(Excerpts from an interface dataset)

════════════════

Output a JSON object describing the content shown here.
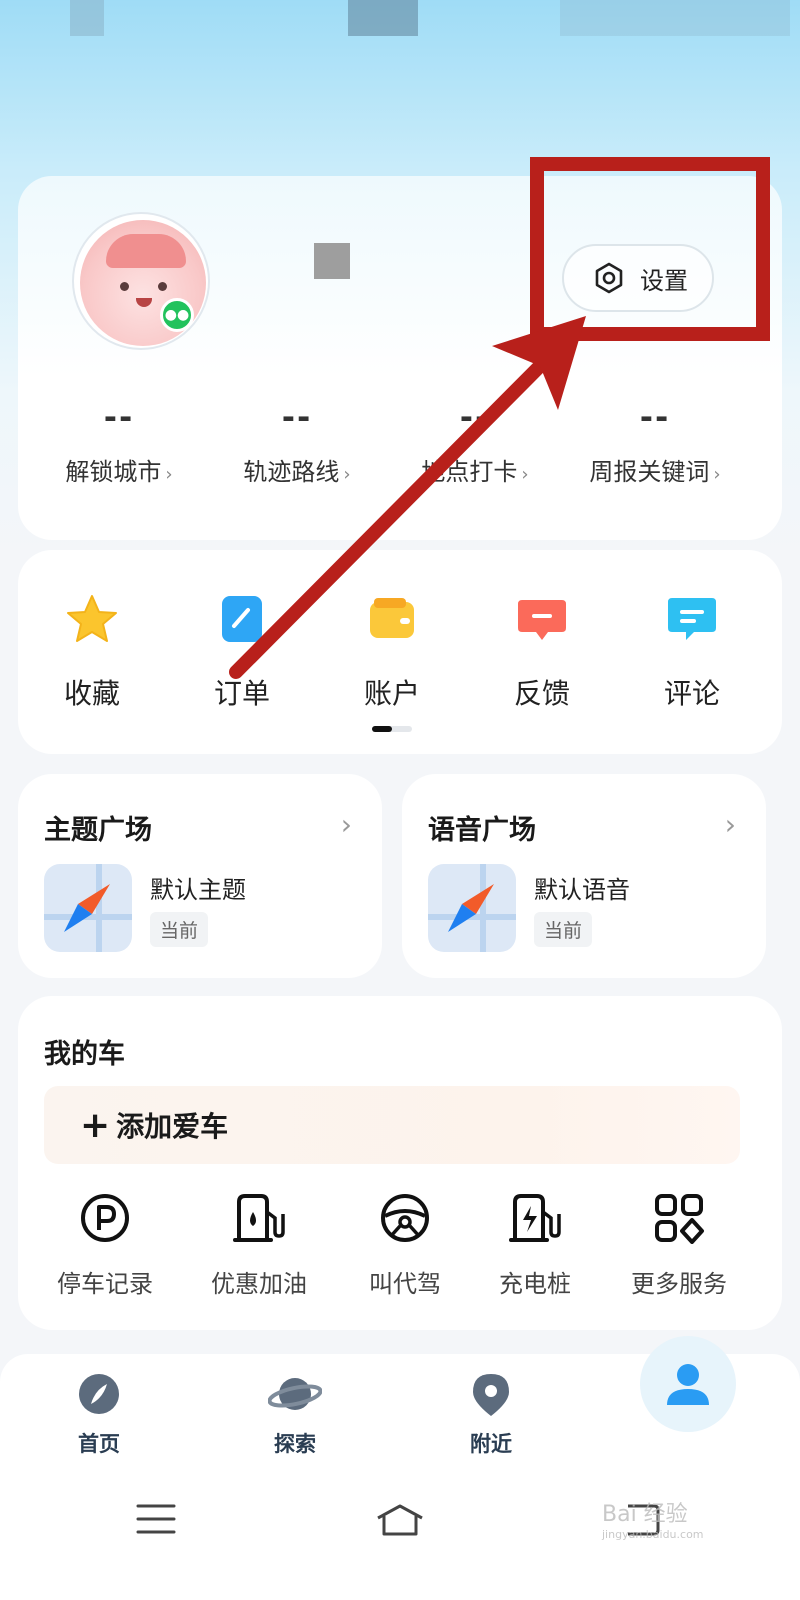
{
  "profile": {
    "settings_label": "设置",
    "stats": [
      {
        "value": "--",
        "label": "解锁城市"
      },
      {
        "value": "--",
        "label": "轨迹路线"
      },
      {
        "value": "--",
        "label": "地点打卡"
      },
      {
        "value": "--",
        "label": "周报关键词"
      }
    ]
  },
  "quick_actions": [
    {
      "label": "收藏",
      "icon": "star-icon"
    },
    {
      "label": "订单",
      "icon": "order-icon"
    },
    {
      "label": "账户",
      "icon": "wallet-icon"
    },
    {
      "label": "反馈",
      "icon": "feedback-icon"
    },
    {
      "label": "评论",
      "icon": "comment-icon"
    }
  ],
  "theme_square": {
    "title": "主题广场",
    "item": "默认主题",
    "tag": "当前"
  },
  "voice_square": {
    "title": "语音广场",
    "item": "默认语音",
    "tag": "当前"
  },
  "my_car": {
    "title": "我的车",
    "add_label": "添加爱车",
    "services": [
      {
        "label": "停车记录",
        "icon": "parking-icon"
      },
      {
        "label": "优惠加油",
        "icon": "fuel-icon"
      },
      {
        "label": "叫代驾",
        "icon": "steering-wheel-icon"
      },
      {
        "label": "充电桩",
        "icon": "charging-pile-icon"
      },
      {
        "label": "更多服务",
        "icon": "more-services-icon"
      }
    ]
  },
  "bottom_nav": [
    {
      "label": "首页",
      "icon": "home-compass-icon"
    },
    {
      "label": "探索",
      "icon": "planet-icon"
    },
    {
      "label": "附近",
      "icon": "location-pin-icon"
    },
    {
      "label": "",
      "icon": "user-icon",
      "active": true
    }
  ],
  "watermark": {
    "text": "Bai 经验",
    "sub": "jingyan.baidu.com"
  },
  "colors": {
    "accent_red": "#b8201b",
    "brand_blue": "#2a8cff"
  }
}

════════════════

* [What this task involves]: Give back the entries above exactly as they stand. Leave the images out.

* [Answer below]:
Output a JSON object describing the content shown here.
{
  "profile": {
    "settings_label": "设置",
    "stats": [
      {
        "value": "--",
        "label": "解锁城市"
      },
      {
        "value": "--",
        "label": "轨迹路线"
      },
      {
        "value": "--",
        "label": "地点打卡"
      },
      {
        "value": "--",
        "label": "周报关键词"
      }
    ]
  },
  "quick_actions": [
    {
      "label": "收藏",
      "icon": "star-icon"
    },
    {
      "label": "订单",
      "icon": "order-icon"
    },
    {
      "label": "账户",
      "icon": "wallet-icon"
    },
    {
      "label": "反馈",
      "icon": "feedback-icon"
    },
    {
      "label": "评论",
      "icon": "comment-icon"
    }
  ],
  "theme_square": {
    "title": "主题广场",
    "item": "默认主题",
    "tag": "当前"
  },
  "voice_square": {
    "title": "语音广场",
    "item": "默认语音",
    "tag": "当前"
  },
  "my_car": {
    "title": "我的车",
    "add_label": "添加爱车",
    "services": [
      {
        "label": "停车记录",
        "icon": "parking-icon"
      },
      {
        "label": "优惠加油",
        "icon": "fuel-icon"
      },
      {
        "label": "叫代驾",
        "icon": "steering-wheel-icon"
      },
      {
        "label": "充电桩",
        "icon": "charging-pile-icon"
      },
      {
        "label": "更多服务",
        "icon": "more-services-icon"
      }
    ]
  },
  "bottom_nav": [
    {
      "label": "首页",
      "icon": "home-compass-icon"
    },
    {
      "label": "探索",
      "icon": "planet-icon"
    },
    {
      "label": "附近",
      "icon": "location-pin-icon"
    },
    {
      "label": "",
      "icon": "user-icon",
      "active": true
    }
  ],
  "watermark": {
    "text": "Bai 经验",
    "sub": "jingyan.baidu.com"
  },
  "colors": {
    "accent_red": "#b8201b",
    "brand_blue": "#2a8cff"
  }
}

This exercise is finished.